The Family Altar

THAT is a pitiable family in which there is no prayer.

Heaven, whence proceed all our blessings, will be inquired of, asked of; and the lips that frame no petitions are ungrateful indeed.

When a man arises in the morning and thinks not who hath made him to dwell in safety - when a man goes forth to his daily duty unrefreshed by prayer - for that man, sleep and safety are as water poured upon the ground, and as for his duties, they will be hard and cumbrous.

When friends bring to us good gifts, we do cover them with thanks; when a sister or a brother do bestow rich presents upon us, we repay them with wordy benisons. Wherefore are the gifts of the great Benefactor less than man's gifts?  Why do we acknowledge earthly bestowments and ignore those that the Father scatters around us and distills upon us?

So, they who rear no family altar, around which they may gather when the dawn has blossomed, or the evening has frowned, are of all men most miserable.

The ghosts of apprehension haunt their hearts - fears cluster before their eyes, presentiments brood about them, like dark shapes from Erebus, and all the time they are beset by a thousand evils. They need the purifying influences of prayer - they need the strength, the peace, the consolation, which it imparts.

We know a man who has allied himself to no church, professes no religious belief, mingles not with the elect, but reads some chapter in the Scriptures, and frames a simple prayer with his family, morning and evening. He is a man of the world in the strictest sense: but he says he would not dare to leave his treasures at home without first committing them to the care of Heaven, or part with them at night until he had entrusted them to the keeping of the Most High.  That man may not be saved; but his life is happier than the life of him who reads no chapter and offers no petition.

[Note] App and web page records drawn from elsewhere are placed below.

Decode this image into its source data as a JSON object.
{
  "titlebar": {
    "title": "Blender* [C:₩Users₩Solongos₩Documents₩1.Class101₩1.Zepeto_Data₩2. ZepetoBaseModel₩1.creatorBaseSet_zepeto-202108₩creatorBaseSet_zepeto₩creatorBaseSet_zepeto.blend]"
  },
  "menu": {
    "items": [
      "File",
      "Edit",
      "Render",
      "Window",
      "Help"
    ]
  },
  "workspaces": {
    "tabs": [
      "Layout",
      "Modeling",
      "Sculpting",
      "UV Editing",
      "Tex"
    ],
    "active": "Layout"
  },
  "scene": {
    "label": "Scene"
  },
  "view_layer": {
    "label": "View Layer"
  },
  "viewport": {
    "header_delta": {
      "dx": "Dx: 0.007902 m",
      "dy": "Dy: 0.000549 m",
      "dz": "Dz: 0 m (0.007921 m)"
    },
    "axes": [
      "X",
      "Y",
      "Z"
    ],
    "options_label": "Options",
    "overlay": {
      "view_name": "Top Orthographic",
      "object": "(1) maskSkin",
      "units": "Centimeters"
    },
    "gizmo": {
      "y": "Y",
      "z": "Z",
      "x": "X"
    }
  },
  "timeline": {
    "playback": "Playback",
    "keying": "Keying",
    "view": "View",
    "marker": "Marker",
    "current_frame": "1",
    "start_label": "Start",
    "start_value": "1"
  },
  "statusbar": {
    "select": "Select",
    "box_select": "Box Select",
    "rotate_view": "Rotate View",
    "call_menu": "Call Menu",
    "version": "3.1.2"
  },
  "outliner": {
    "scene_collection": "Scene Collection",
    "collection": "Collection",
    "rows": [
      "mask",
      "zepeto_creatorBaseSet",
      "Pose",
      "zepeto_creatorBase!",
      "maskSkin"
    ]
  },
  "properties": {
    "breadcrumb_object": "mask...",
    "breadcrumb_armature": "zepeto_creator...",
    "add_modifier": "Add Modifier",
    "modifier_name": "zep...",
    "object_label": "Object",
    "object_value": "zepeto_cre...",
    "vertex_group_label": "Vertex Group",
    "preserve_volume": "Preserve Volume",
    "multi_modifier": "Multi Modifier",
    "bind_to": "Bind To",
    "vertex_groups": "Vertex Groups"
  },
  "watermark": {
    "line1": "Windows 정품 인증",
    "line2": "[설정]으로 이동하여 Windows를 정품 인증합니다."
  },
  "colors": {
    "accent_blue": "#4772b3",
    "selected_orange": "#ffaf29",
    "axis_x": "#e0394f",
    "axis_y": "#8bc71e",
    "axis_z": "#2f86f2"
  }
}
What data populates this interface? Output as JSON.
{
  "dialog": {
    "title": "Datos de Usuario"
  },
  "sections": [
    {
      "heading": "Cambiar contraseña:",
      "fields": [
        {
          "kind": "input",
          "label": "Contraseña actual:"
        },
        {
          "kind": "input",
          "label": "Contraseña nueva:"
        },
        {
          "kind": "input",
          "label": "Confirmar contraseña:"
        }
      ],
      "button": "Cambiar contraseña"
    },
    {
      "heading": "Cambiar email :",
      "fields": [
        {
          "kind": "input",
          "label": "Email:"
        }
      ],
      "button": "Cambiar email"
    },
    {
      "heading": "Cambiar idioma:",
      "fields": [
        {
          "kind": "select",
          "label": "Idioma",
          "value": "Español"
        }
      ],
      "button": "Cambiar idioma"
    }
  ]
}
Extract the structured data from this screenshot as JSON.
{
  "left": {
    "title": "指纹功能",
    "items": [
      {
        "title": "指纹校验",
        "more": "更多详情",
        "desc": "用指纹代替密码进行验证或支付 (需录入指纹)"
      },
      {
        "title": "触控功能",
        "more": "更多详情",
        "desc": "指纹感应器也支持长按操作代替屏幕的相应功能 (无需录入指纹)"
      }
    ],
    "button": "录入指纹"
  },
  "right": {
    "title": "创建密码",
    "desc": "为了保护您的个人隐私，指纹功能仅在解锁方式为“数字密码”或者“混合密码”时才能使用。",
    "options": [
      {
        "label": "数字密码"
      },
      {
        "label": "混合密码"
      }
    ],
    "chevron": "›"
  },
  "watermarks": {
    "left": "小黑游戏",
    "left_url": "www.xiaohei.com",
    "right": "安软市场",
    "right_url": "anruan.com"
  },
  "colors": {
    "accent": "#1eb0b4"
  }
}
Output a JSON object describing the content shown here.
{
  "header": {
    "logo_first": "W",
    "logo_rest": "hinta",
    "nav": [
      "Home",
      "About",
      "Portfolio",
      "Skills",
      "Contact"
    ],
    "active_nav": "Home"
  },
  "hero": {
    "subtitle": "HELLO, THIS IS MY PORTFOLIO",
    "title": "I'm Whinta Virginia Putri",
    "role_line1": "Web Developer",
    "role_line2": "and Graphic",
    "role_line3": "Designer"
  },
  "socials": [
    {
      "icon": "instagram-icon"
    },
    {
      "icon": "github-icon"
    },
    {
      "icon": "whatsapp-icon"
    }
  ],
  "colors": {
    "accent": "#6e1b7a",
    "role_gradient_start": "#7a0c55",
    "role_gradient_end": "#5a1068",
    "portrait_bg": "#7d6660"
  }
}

If there is a spot around which God's angels love to cluster, sunning it with their shining countenances, and shading it with their beautiful wings, that spot is where a family kneel to breathe out thanks and supplications.

Hast thou pearls, and no prayer? Then art thou a beggar.  Canst thou adore earthly beauties, and see no loveliness in the Crucified?  Then God be merciful unto thee! Hast thou an earthly mansion filled with all the luxuries of art, and hast no family altar? Alas, thou art poorer than Lazarus!